In This Issue
"Right-to-farm" law in Oregon
by Brent Searle
Population growth in both urban and rural residential areas throughout the U.S., and the siting of non-farm uses in farming areas over the past four or five decades has raised contention in urban-rural interface. Non-farm neighborsunaccustomed to normal farming activitieshave found agricultural noise, odors, dust, and other activities objectionable.
Non-farmers began using local or state nuisance laws to obtain injunctions to stop agricultural activities. Since the late 1960s, state legislatures have enacted anti-nuisance laws to give agricultural activities sufficient protection from nuisance lawsuits so that farmers can carry on their usual farming operations. Such laws, known as "right-to-farm" laws, are now in place in all 50 states, although they differ in scope and function.
Oregon's "right-to-farm" law was recently updated in 1993 and 1995 and is found at ORS 30.930. The Legislative policy set out in statute finds that "farming and forest practices are critical to the economic welfare of this state," and that it is "in the interest of the continued welfare of the state for farming and forest practices to be protected from legal actions that may be intended to limit [such practices]."
Right-to-farm laws seek to protect the investment farmers have made in their agricultural operations. The law limits the ability of individuals, local governments, and special districts to bring court actions or administratively declare certain farm and forest practices to be nuisances or trespasses.
The Oregon right-to-farm law includes specific protection from legal actions because of noise, vibration, odors, smoke, dust, mist from irrigation, use of pesticides and crop production substances, and transporting or movement of farm equipment or vehicles and livestock on public roads.
The protection for these farm practices is applicable on all lands zoned exclusively for farm use (EFU) or forest use outside an urban growth boundary in Oregon. If an urban growth boundary is changed to include a farm inside its limits, the protection applies until it is changed to nonfarm use.

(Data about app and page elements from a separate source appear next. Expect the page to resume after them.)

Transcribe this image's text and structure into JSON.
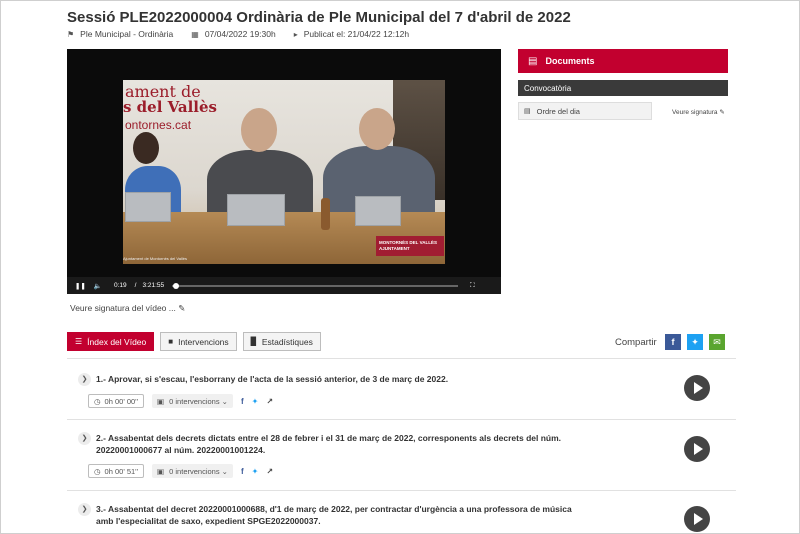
{
  "header": {
    "title": "Sessió PLE2022000004 Ordinària de Ple Municipal del 7 d'abril de 2022",
    "category": "Ple Municipal - Ordinària",
    "date": "07/04/2022 19:30h",
    "published": "Publicat el: 21/04/22 12:12h"
  },
  "video": {
    "scene_text_1": "ament de",
    "scene_text_2": "s del Vallès",
    "scene_text_3": "ontornes.cat",
    "badge_text": "MONTORNÈS DEL VALLÈS AJUNTAMENT",
    "caption": "Ajuntament de Montornès del Vallès",
    "current_time": "0:19",
    "separator": "/",
    "duration": "3:21:55",
    "progress_fraction": 0.0016,
    "signature_label": "Veure signatura del vídeo ..."
  },
  "sidebar": {
    "documents_label": "Documents",
    "convocatoria_label": "Convocatòria",
    "ordre_label": "Ordre del dia",
    "signature_label": "Veure signatura"
  },
  "tabs": {
    "index_label": "Índex del Vídeo",
    "interventions_label": "Intervencions",
    "stats_label": "Estadístiques",
    "share_label": "Compartir"
  },
  "colors": {
    "accent": "#c2002f",
    "facebook": "#3b5998",
    "twitter": "#1da1f2",
    "email": "#5aa52f"
  },
  "items": [
    {
      "title": "1.- Aprovar, si s'escau, l'esborrany de l'acta de la sessió anterior, de 3 de març de 2022.",
      "time": "0h 00' 00''",
      "interventions": "0 intervencions"
    },
    {
      "title": "2.- Assabentat dels decrets dictats entre el 28 de febrer i el 31 de març de 2022, corresponents als decrets del núm. 20220001000677 al núm. 20220001001224.",
      "time": "0h 00' 51''",
      "interventions": "0 intervencions"
    },
    {
      "title": "3.- Assabentat del decret 20220001000688, d'1 de març de 2022, per contractar d'urgència a una professora de música amb l'especialitat de saxo, expedient SPGE2022000037.",
      "time": "",
      "interventions": ""
    }
  ]
}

However, being in an EFU zone or operating a farm does not imply blanket application of right-to-farm protection. In order to maintain the protection under the law, an operation must:
The first two criteria have nothing to do with the practice employed; these criteria ensure that the operation is a bona-fide commercial farm enterprise that is operating legally. The second two criteria ask whether the practice is generally accepted and commonly found on other farms of a like nature, and is reasonable and prudent to effect a desired outcome. (Similar protection applies to commercial forest operations.)
Because the integrity of the right-to-farm law is so important to the well-being of the industry statewide, the Oregon Department of Agriculture is authorized to make decisions, based on complaints, regarding whether a practice meets the criteria in the law. The department is not required to investigate complaints if the agency has reason to believe that the practice meets the requirements under the law. On the other hand, if an operation is employing practices that the department believes may not meet these criteria and causing unreasonable impacts on other parties, the department may investigate.
Right-to-farm is distinct but closely interconnected with land use zoning in Oregon. While right-to-farm protects a grower from nuisance suits, it does not address land use conflicts with nonfarm uses and their impacts on farmers. Vandalism, increased traffic, land value influences that affect the ability of farmers to finance their operations, trespass, litter, dogs chasing livestock, non-authorized recreational use of agricultural land, and even spray drift from rural residential properties are examples of conflicts generated by nonfarm uses located nearby and amongst farms and ranches. Right-to-farm's limitation is that it cannot protect farms and ranches from the conflicts that are generated by nonfarm useswhich demonstrates the importance of zoning and how the two laws work together. The zoning laws create areas that are reserved for production agriculture; anyone moving into that area must accept the conditions and practices associated with commercial farming operations.
Even though the right-to-farm law is fairly clear, there will be situations when neighboring interests create disagreements. One option available to the parties is ODA's Farm Mediation Program. This program provides a neutral, professional mediator to meet with the parties and help them examine options, clarify communications, and draft agreements. Mediators are neutralthey do not render decisions or provide legal advice. The cost of this service is $30 per hour from each party in the dispute. Growers are not obligated under the law to participate in mediation, but many operators find mediation can be a good tool to demonstrate they are making every effort to be a good neighbor.
To find out more about mediation, contact Brent Searle, program coordinator, at 1-800-347-7028.
Questions about zoning or right-to-farm law can be directed to Jim Johnson, 503-986-4706.